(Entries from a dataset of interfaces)

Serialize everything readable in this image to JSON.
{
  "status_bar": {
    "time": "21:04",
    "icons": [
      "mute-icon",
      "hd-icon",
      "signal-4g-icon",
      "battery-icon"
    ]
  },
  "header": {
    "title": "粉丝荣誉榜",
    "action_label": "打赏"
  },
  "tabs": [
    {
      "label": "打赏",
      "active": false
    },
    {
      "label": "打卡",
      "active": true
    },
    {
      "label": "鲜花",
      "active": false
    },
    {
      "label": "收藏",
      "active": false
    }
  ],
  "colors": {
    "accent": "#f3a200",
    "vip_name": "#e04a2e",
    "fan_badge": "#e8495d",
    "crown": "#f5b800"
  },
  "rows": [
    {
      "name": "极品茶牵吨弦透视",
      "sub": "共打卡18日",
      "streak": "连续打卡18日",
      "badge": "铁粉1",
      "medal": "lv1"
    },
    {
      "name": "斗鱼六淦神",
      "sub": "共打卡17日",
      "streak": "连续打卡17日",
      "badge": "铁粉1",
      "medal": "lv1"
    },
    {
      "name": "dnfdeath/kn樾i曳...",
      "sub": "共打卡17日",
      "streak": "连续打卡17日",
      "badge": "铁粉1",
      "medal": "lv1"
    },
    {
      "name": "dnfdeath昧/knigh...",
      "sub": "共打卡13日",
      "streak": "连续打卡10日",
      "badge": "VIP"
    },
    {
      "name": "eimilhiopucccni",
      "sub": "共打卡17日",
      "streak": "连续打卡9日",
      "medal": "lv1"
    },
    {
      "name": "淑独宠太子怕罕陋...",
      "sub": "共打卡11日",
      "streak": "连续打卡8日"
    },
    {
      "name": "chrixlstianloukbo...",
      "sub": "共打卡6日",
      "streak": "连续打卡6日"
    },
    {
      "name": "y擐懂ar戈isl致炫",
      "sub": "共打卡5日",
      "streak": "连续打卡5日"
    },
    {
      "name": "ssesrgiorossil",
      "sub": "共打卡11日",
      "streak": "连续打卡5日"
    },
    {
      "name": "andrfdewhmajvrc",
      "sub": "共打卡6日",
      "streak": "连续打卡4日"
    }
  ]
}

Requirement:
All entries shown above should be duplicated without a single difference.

Answer box:
Serialize everything readable in this image to JSON.
{
  "status_bar": {
    "time": "21:04",
    "icons": [
      "mute-icon",
      "hd-icon",
      "signal-4g-icon",
      "battery-icon"
    ]
  },
  "header": {
    "title": "粉丝荣誉榜",
    "action_label": "打赏"
  },
  "tabs": [
    {
      "label": "打赏",
      "active": false
    },
    {
      "label": "打卡",
      "active": true
    },
    {
      "label": "鲜花",
      "active": false
    },
    {
      "label": "收藏",
      "active": false
    }
  ],
  "colors": {
    "accent": "#f3a200",
    "vip_name": "#e04a2e",
    "fan_badge": "#e8495d",
    "crown": "#f5b800"
  },
  "rows": [
    {
      "name": "极品茶牵吨弦透视",
      "sub": "共打卡18日",
      "streak": "连续打卡18日",
      "badge": "铁粉1",
      "medal": "lv1"
    },
    {
      "name": "斗鱼六淦神",
      "sub": "共打卡17日",
      "streak": "连续打卡17日",
      "badge": "铁粉1",
      "medal": "lv1"
    },
    {
      "name": "dnfdeath/kn樾i曳...",
      "sub": "共打卡17日",
      "streak": "连续打卡17日",
      "badge": "铁粉1",
      "medal": "lv1"
    },
    {
      "name": "dnfdeath昧/knigh...",
      "sub": "共打卡13日",
      "streak": "连续打卡10日",
      "badge": "VIP"
    },
    {
      "name": "eimilhiopucccni",
      "sub": "共打卡17日",
      "streak": "连续打卡9日",
      "medal": "lv1"
    },
    {
      "name": "淑独宠太子怕罕陋...",
      "sub": "共打卡11日",
      "streak": "连续打卡8日"
    },
    {
      "name": "chrixlstianloukbo...",
      "sub": "共打卡6日",
      "streak": "连续打卡6日"
    },
    {
      "name": "y擐懂ar戈isl致炫",
      "sub": "共打卡5日",
      "streak": "连续打卡5日"
    },
    {
      "name": "ssesrgiorossil",
      "sub": "共打卡11日",
      "streak": "连续打卡5日"
    },
    {
      "name": "andrfdewhmajvrc",
      "sub": "共打卡6日",
      "streak": "连续打卡4日"
    }
  ]
}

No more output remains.